Eduardo Saverin Renounces U.S. Citizenship Days Before Facebook IPO

Posted May 11, 2012

Facebook co-founder Eduardo Saverin is known for having his shares in the company diluted initially. After a lawsuit against Mark Zuckerberg, Saverin now owns roughly 4% of Facebook and he has just renounced his U.S. citizenship just days before the company is going to have an IPO.

Saverin told the story about how Mark Zuckerberg screwed over his equity to Ben Mezrich, which led to the book “The Accidental Billionaires: The Founding of Facebook, A Tale of Sex, Money, Genius, and Betrayal.” This book was then turned into the Academy Award winning movie “The Social Network.” After Zuckerberg and Saverin settled a lawsuit, Saverin cut off contact with Mezrich.

Facebook will likely be valued as much as $96 billion and will raise $11.8 billion from the IPO. Saverin’s stake is roughly 4%. At the high end of the IPO valuation, Saverin will become worth around $3.84 billion.

By giving up his U.S. citizenship, Saverin can minimize his tax liabilities in the U.S. Saverin was born in Brazil and is currently a Singapore resident. He is one out of several individuals that helped Mark Zuckerberg start Facebook when they were students at Harvard University.

?Eduardo recently found it more practical to become a resident of Singapore since he plans to live there for an indefinite period of time,? stated Saverin’s spokesman Tom Goodman. Canceling his U.S. citizenship can also help Saverin avoid paying capital gain taxes on future investments.

Reuven S. Avi-Yonah, the director of the international tax program at the University of Michigan law school said that Saverin won’t be able to escape all U.S. taxes. Americans that give up their citizenship will still have to pay an exit tax on the capital gains from their stock holdings even if they don’t sell the shares.
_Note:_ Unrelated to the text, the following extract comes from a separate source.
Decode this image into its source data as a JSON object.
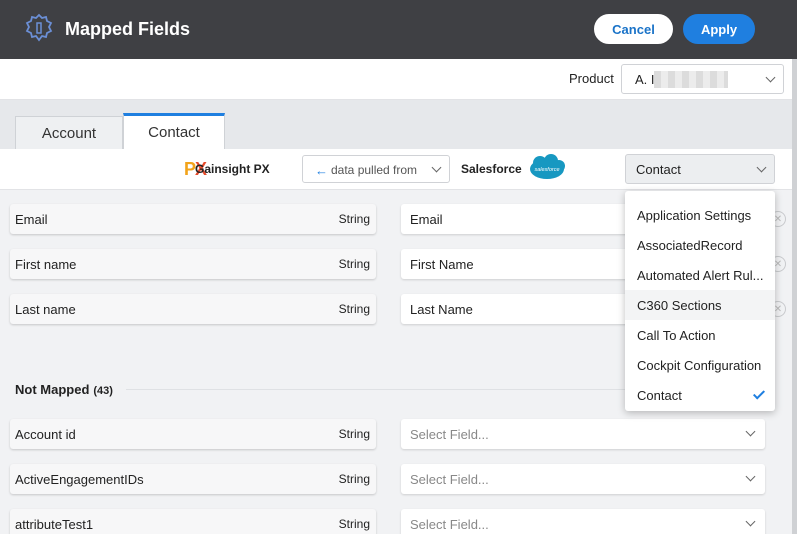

Avi-Yonah said that giving up citizenship in advance of an IPO is “a very smart idea,” but ?once it?s public you can?t fool around with the value.?